I absolutely agree that seeing a total solar eclipse is worthy of being on everyone’s aspiration list. The experience is other-worldly and beyond expectation. If you have not seen one, then you will not truly understand the buzz and experience until you are standing in the shadow of the Moon, mouth agog and the hair on the back of your neck standing up at sublime beauty of totality.   It is at this moment that you will ask yourself why you took so long to see one.

If seeing these ‘top 10’ lists have whetted your appetite for eclipse chasing, then you would have noticed that your 2015 options for land based eclipse viewing is limited – either the remote Faroe Islands, or rugged Svalbard. The eclipse in March is a little off-season for visiting both of these arctic locations. Despite this, many intrepid and die-hard chasers, and those seeking out-of-the-way adventures, have already planned their trips and soon will be packing their warm clothing. I’ve been banging on about the Faroe Islands now for two years!

But what if you feel the locations on offer are too challenging to get to, too expensive, or if you are not interested in cold weather viewing? Then you may like to know that 2016 might be a better year for you to have your eclipse experience. There are two reasons for this.

Firstly, the path of totality for the total solar eclipse of March 2016 goes right across Indonesia. There are some fabulous travel opportunities with tours being arranged on land and sea. Whatever your preference – exotic, luxury, adventure, or completely off-the-beaten track, you will find interesting options. I will be heading to Sulawesi to see this (my 10th) total eclipse, and attending an Eclipse Festival where I will be able to do further research about the eclipse experience, while experiencing this amazingly diverse country.

Secondly, there is a second eclipse option – an annular solar eclipse takes place in September 2016. An annular eclipse is not as dramatic as a total eclipse (see my article here for the difference), but it is still an amazing sight to see the ‘ring of fire’ as the Moon almost covers the Sun. As in a total eclipse, you have to be within the path of annularity to see the ring of fire, which passes across central Africa, Madagascar and beyond.
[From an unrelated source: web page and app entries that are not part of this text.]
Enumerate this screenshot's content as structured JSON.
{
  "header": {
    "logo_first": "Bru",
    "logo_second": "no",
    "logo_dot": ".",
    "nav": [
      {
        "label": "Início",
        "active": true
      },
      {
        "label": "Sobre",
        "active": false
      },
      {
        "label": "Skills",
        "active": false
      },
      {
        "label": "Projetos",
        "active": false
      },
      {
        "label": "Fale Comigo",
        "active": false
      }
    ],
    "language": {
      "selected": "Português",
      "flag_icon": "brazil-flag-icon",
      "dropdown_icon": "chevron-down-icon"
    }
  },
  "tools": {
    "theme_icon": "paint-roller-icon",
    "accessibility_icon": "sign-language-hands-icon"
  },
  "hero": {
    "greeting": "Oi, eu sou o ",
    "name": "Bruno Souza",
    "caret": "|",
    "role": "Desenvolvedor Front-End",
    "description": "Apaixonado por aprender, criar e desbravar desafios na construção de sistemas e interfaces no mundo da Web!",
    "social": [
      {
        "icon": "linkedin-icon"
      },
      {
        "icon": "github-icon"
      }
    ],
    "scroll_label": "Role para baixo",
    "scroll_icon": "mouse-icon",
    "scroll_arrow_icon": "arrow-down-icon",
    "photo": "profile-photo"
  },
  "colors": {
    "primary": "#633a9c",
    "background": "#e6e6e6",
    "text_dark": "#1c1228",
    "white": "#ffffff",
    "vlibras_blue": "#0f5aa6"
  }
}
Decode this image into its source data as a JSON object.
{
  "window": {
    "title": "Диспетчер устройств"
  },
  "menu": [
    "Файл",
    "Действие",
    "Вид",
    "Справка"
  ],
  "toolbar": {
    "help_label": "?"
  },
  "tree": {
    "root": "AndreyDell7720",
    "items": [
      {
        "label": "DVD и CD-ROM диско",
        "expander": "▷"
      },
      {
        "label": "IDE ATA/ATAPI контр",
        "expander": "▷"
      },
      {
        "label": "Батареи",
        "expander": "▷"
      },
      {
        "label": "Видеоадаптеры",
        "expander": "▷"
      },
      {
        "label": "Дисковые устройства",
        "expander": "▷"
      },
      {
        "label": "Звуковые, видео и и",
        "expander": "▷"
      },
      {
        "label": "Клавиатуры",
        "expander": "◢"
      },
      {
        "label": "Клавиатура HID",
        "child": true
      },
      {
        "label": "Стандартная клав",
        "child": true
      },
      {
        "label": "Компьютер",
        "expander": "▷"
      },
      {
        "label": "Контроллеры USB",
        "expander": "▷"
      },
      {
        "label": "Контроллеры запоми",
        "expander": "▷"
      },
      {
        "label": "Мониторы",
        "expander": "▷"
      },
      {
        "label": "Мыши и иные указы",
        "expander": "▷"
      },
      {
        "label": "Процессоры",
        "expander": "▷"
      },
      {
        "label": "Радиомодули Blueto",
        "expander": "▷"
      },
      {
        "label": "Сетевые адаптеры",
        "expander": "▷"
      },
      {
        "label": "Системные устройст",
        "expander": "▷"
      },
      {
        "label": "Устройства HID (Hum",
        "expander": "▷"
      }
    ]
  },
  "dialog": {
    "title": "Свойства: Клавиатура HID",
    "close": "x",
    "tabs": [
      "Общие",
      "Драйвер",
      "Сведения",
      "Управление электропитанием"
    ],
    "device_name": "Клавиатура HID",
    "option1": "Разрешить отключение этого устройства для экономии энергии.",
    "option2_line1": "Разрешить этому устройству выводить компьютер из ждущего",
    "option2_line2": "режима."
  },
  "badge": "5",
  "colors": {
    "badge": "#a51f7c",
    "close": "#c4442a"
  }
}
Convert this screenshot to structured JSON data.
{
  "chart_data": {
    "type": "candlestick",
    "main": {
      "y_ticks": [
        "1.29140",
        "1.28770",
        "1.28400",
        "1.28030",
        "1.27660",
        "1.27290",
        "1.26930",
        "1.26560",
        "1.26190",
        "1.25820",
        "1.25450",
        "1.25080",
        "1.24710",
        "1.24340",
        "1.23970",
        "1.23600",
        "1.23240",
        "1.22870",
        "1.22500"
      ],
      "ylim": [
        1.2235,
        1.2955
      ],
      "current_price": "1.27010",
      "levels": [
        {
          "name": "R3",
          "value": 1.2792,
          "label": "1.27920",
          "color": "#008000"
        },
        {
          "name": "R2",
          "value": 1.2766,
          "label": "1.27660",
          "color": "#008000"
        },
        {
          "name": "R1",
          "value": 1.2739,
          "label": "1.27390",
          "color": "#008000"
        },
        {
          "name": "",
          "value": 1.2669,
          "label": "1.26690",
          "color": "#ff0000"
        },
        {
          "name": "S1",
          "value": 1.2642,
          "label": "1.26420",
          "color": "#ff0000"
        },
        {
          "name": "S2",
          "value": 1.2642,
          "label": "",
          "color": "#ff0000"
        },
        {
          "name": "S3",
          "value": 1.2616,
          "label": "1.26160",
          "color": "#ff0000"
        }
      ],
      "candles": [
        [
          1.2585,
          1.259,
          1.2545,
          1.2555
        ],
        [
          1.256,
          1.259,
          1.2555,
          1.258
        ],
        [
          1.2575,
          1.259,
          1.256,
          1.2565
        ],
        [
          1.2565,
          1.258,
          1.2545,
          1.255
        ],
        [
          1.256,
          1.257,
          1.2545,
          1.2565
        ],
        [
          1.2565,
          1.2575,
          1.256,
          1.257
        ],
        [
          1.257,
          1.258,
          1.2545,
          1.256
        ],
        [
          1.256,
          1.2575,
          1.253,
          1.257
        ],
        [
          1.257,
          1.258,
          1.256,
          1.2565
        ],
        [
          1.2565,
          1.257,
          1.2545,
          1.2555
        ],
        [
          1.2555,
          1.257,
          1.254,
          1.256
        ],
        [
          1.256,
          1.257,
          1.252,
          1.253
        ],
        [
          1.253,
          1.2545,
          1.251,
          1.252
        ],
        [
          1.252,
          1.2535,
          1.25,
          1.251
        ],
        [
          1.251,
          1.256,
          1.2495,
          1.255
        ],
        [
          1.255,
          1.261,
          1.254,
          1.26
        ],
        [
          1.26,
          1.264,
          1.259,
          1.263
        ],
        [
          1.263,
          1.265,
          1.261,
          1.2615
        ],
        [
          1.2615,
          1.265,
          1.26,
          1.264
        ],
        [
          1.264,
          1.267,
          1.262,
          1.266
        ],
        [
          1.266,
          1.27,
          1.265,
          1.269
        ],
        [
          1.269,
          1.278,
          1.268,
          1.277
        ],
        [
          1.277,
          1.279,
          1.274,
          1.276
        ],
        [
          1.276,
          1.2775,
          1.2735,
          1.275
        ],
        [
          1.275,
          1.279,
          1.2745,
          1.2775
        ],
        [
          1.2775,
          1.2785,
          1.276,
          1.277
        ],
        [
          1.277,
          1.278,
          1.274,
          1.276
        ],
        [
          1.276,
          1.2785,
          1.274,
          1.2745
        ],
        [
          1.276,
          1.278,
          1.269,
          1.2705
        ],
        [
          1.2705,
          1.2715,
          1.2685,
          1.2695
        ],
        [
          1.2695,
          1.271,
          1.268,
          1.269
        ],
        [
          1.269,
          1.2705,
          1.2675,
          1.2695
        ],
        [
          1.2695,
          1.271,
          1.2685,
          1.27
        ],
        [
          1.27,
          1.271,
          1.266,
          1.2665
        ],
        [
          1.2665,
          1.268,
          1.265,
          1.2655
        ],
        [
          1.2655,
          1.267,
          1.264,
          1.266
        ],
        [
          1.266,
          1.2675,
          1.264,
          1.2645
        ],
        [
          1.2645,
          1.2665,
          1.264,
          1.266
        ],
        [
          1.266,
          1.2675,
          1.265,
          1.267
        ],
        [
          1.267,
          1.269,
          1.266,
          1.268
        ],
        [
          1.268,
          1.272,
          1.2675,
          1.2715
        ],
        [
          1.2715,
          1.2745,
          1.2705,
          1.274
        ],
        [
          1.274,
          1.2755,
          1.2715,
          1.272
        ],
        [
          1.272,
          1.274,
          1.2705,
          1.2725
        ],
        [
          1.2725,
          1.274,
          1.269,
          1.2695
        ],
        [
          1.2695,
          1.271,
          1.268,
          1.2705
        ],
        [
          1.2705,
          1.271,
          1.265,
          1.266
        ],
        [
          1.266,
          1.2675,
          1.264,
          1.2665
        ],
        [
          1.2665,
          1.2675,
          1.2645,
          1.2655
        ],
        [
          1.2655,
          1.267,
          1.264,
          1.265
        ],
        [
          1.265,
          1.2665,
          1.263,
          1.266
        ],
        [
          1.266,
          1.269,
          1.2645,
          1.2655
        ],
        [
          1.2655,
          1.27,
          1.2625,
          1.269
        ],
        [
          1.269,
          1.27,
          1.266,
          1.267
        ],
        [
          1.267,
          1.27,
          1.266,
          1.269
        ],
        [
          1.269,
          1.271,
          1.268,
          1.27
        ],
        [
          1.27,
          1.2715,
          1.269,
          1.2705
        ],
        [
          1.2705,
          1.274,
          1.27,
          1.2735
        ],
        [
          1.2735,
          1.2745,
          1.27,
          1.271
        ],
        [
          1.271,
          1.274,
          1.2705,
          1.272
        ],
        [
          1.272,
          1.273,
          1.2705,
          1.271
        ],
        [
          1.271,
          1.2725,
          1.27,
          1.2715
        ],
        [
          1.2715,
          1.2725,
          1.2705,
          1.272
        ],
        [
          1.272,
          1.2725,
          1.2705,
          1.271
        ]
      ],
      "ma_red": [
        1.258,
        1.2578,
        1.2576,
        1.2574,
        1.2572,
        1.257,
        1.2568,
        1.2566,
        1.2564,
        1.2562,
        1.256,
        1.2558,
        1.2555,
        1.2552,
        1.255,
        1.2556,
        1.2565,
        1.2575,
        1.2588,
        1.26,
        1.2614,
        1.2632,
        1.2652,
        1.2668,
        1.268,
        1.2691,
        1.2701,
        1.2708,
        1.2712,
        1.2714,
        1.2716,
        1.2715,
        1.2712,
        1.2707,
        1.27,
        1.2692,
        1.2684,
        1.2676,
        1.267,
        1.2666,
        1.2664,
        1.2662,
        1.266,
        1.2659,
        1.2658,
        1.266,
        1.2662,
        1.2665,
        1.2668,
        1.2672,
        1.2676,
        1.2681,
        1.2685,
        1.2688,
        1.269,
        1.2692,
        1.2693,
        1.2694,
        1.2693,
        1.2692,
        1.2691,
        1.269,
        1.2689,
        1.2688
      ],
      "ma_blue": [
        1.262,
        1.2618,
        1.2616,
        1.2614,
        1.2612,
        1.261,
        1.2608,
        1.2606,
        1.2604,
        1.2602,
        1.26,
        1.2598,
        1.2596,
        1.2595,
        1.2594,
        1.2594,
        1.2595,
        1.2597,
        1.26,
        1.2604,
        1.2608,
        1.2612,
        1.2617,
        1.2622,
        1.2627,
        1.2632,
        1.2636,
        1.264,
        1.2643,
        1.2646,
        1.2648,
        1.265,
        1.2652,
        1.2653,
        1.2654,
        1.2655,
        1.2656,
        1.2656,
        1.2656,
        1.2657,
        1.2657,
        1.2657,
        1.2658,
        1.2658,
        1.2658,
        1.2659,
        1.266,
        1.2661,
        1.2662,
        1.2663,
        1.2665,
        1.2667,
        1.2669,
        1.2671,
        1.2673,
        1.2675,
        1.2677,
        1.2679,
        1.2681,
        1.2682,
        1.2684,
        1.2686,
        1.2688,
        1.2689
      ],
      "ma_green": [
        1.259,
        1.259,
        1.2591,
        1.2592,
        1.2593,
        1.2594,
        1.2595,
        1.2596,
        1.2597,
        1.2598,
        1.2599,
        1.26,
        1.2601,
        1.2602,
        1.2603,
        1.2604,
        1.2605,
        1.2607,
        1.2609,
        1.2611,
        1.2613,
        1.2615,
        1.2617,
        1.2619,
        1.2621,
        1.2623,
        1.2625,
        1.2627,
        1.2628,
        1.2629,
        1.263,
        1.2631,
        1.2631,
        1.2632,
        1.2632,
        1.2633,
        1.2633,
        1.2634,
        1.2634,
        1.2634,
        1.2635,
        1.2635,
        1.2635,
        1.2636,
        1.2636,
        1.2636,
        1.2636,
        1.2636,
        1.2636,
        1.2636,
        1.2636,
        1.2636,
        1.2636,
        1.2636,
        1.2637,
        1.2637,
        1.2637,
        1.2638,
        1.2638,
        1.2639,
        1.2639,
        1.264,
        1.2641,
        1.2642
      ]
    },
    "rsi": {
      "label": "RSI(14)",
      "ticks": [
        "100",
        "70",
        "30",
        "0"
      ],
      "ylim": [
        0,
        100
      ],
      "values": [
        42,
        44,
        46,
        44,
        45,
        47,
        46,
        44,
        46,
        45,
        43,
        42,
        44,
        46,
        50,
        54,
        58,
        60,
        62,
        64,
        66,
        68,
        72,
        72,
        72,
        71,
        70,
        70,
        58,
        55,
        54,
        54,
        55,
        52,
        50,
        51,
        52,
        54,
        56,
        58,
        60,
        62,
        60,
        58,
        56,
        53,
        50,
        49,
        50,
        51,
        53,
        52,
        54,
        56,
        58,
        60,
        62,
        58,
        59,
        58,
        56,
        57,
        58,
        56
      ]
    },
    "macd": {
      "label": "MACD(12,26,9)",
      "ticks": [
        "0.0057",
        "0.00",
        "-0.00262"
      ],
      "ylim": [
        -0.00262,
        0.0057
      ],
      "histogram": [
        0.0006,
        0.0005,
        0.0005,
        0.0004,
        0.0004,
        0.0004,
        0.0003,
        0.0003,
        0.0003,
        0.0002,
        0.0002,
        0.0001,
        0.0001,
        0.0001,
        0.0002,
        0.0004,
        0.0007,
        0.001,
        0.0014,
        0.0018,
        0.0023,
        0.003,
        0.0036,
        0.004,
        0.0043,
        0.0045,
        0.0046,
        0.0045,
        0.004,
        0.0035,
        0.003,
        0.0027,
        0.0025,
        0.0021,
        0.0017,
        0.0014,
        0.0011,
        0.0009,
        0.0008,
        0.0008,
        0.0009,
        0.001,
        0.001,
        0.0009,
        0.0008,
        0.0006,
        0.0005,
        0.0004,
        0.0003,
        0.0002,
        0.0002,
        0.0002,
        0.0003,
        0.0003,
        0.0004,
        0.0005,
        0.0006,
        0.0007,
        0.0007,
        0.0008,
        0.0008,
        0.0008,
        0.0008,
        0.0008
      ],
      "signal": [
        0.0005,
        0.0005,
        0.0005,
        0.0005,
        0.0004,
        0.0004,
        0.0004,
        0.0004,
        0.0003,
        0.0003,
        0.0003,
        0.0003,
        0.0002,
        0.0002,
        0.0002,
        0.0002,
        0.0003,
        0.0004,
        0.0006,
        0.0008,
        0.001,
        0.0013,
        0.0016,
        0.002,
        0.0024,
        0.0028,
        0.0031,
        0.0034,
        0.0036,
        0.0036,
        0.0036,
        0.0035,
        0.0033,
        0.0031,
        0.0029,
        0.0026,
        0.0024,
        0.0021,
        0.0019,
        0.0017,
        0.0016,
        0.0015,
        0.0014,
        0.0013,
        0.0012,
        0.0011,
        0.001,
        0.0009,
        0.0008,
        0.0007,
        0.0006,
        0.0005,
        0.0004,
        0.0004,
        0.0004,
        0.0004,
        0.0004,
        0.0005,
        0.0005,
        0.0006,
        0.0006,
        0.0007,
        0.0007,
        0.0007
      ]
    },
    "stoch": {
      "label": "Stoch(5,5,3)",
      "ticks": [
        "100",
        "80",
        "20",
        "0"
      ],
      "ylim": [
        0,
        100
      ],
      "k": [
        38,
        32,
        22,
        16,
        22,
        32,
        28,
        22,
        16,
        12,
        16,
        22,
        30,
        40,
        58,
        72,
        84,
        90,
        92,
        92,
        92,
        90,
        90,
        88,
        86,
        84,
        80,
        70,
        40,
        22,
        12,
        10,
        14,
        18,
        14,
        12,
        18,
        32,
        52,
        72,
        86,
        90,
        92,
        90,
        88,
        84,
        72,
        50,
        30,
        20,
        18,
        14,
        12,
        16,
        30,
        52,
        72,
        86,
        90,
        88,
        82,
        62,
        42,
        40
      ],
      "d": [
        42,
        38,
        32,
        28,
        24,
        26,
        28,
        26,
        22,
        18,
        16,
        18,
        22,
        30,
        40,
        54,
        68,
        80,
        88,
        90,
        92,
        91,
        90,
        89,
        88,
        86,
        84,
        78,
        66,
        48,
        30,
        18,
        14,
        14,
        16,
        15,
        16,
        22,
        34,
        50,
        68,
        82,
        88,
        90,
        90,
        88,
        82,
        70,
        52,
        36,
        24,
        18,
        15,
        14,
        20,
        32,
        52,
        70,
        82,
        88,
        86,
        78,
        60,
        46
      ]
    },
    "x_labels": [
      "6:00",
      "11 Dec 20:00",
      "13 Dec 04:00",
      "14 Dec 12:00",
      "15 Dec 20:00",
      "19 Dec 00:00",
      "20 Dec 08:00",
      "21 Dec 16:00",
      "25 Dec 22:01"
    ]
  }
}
Top of the pick is Tanzania, where the eclipse coincides with the wildebeest migration, so it will be all about nature and wildlife.

So, if you have already ruled out an arctic total solar eclipse for this year, then make sure to explore options for chasing eclipses for 2016. But get in before those ‘top 10’ lists are published next year – I suspect if you wait for these lists to appear you may well miss the boat.